The subject of sleep disruption due to the pandemic already has its own terminology – coronasomnia. Which is enough of a clue that there is indeed an issue with global sleep patterns (or lack thereof) due to Covid 19.
And of course, it is completely understandable given what the world has been going through. People dying, families separated due to travel restrictions, huge upheaval to routines and ‘normal’ life, millions of job losses, the list really goes on. So is it any surprise that people are finding it extremely difficult to sleep with the amount of stress and anxiety faced on a daily basis?
How has people’s sleep been affected by such a tough year?
According to this news article from UC Davis Health, medical professionals were already seeing alarming levels of difficulty sleeping prior to Covid 19 and now, there is what they would describe as a second pandemic – of insomnia. This is due to people worrying about jobs, their children being at home and even getting sick with the virus themselves. These anxieties cause fear and depression, and the inability to switch off their thoughts when it is time for bed.
There is also a huge amount of uncertainty for many, as the pandemic still has a firm grip on many countries which are experiencing second and third waves of the disease. And to explain the enormous increase in people experiencing insomnia physician Abhinav Singh, director of the Indiana Sleep Center, came up with the acronym ‘FED UP’. The letters stand for ‘financial stress, emotional stress, distance from others, unpredictability, and personal and professional concerns’.

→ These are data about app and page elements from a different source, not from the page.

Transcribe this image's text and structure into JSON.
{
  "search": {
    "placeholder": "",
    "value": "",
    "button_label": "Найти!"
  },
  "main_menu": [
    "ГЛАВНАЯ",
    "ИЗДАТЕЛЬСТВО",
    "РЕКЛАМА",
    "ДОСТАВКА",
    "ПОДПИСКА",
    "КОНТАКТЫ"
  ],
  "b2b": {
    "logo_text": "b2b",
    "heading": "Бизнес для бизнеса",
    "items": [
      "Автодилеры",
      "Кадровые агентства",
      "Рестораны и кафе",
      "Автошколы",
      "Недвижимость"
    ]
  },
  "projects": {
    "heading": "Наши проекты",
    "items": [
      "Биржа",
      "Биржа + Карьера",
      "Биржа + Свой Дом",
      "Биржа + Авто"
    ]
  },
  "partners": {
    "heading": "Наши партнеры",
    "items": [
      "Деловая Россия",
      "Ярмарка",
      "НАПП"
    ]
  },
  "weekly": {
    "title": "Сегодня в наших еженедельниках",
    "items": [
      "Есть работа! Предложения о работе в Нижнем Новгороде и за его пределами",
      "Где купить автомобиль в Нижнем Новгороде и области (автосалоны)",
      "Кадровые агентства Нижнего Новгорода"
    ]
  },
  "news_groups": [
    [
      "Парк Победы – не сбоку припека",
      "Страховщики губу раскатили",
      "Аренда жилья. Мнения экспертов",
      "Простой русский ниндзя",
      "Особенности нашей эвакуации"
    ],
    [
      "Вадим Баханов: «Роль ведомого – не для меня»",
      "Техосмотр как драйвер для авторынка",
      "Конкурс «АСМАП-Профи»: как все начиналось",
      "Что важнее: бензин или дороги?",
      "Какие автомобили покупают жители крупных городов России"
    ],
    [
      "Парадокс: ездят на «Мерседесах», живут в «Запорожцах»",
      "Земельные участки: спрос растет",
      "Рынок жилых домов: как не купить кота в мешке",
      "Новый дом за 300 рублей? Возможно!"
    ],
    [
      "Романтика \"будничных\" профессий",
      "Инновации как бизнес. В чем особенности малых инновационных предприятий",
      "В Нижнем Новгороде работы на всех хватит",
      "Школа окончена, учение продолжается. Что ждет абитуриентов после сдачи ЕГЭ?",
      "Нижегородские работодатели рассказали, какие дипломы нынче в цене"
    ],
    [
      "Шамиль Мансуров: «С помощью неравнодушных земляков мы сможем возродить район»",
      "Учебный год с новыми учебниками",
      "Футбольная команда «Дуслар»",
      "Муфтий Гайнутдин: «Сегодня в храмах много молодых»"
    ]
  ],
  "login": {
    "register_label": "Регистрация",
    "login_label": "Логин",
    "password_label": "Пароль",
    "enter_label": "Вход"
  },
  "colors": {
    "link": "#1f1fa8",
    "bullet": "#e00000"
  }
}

To dig deeper into the worries and concerns of people, and in turn what was keeping them awake at night, Sleep Cycle (an app available on android and apple devices) conducted a study of nearly 70,000 people over five nights in June 2020. It discovered that teens and young adults were feeling the greatest impact on their sleep and happiness, citing loneliness and the consumption of too much technology as their biggest issue. Transitioning to remote learning and social isolation also coincides with less time spent outside and less exercise, which certainly has a detrimental effect on the ability to fall asleep.

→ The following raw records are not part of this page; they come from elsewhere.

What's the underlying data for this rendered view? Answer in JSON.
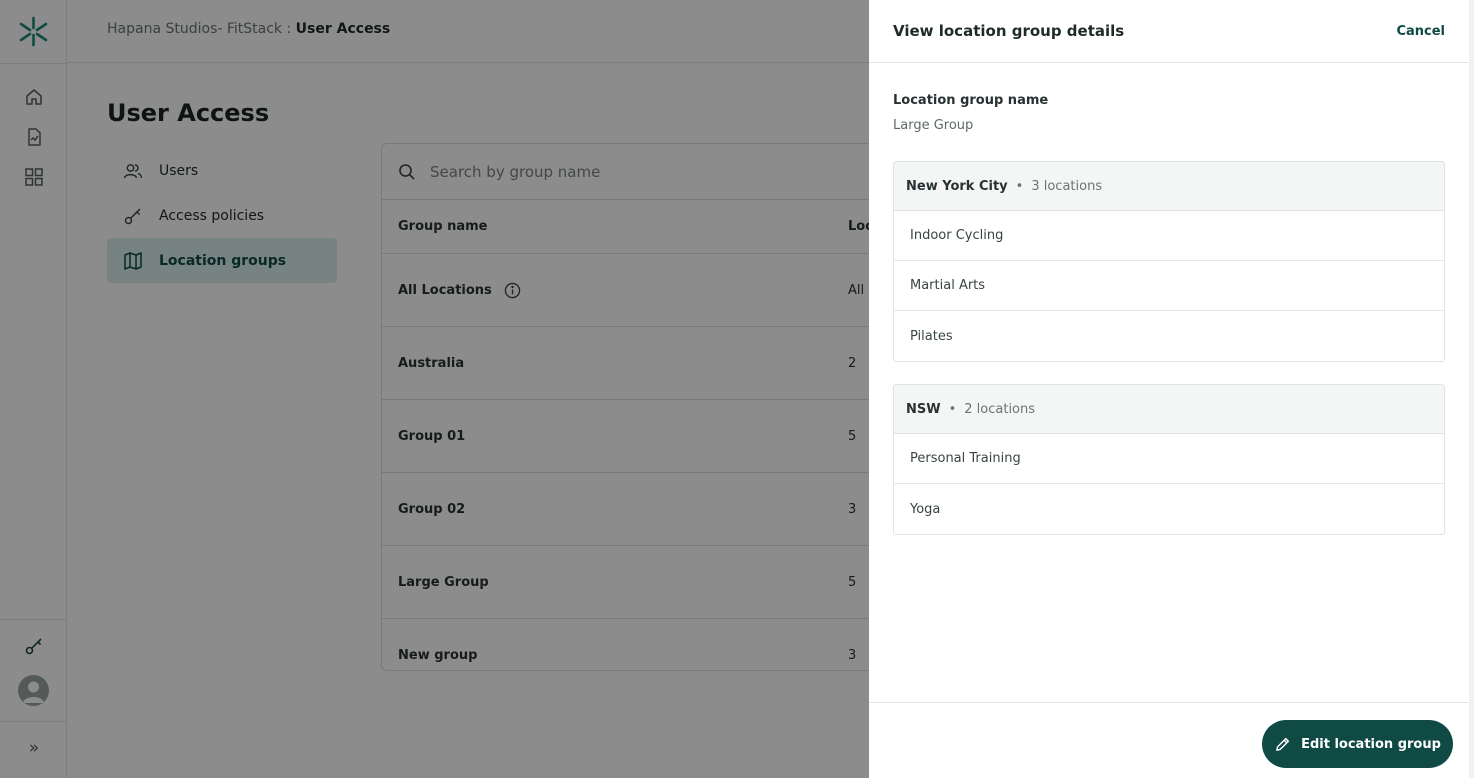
{
  "topbar": {
    "org": "Hapana Studios- FitStack :",
    "current": "User Access"
  },
  "page": {
    "title": "User Access"
  },
  "side_nav": {
    "items": [
      {
        "label": "Users",
        "icon": "users-icon"
      },
      {
        "label": "Access policies",
        "icon": "key-icon"
      },
      {
        "label": "Location groups",
        "icon": "map-icon",
        "active": true
      }
    ]
  },
  "search": {
    "placeholder": "Search by group name"
  },
  "table": {
    "headers": {
      "name": "Group name",
      "locations": "Loc"
    },
    "rows": [
      {
        "name": "All Locations",
        "locations": "All",
        "info": true
      },
      {
        "name": "Australia",
        "locations": "2"
      },
      {
        "name": "Group 01",
        "locations": "5"
      },
      {
        "name": "Group 02",
        "locations": "3"
      },
      {
        "name": "Large Group",
        "locations": "5"
      },
      {
        "name": "New group",
        "locations": "3"
      }
    ]
  },
  "drawer": {
    "title": "View location group details",
    "cancel_label": "Cancel",
    "field_label": "Location group name",
    "field_value": "Large Group",
    "groups": [
      {
        "name": "New York City",
        "dot": "•",
        "count": "3 locations",
        "locations": [
          "Indoor Cycling",
          "Martial Arts",
          "Pilates"
        ]
      },
      {
        "name": "NSW",
        "dot": "•",
        "count": "2 locations",
        "locations": [
          "Personal Training",
          "Yoga"
        ]
      }
    ],
    "edit_label": "Edit location group"
  },
  "rail": {
    "expand_glyph": "»"
  },
  "colors": {
    "brand": "#0f4a45",
    "active_bg": "#d7efe9",
    "logo": "#1a8a7a"
  }
}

When will life (and sleep) return to ‘normal’?
Perhaps with the news that an effective vaccine will be available in the very near future, those suffering from coronasomnia will be able to finally get that sleep they desperately need. But there is little doubt that life can resume any sense of ‘normality’ any time soon. It may be that the world prior to 2020 will never be again and ultimately, only time will tell.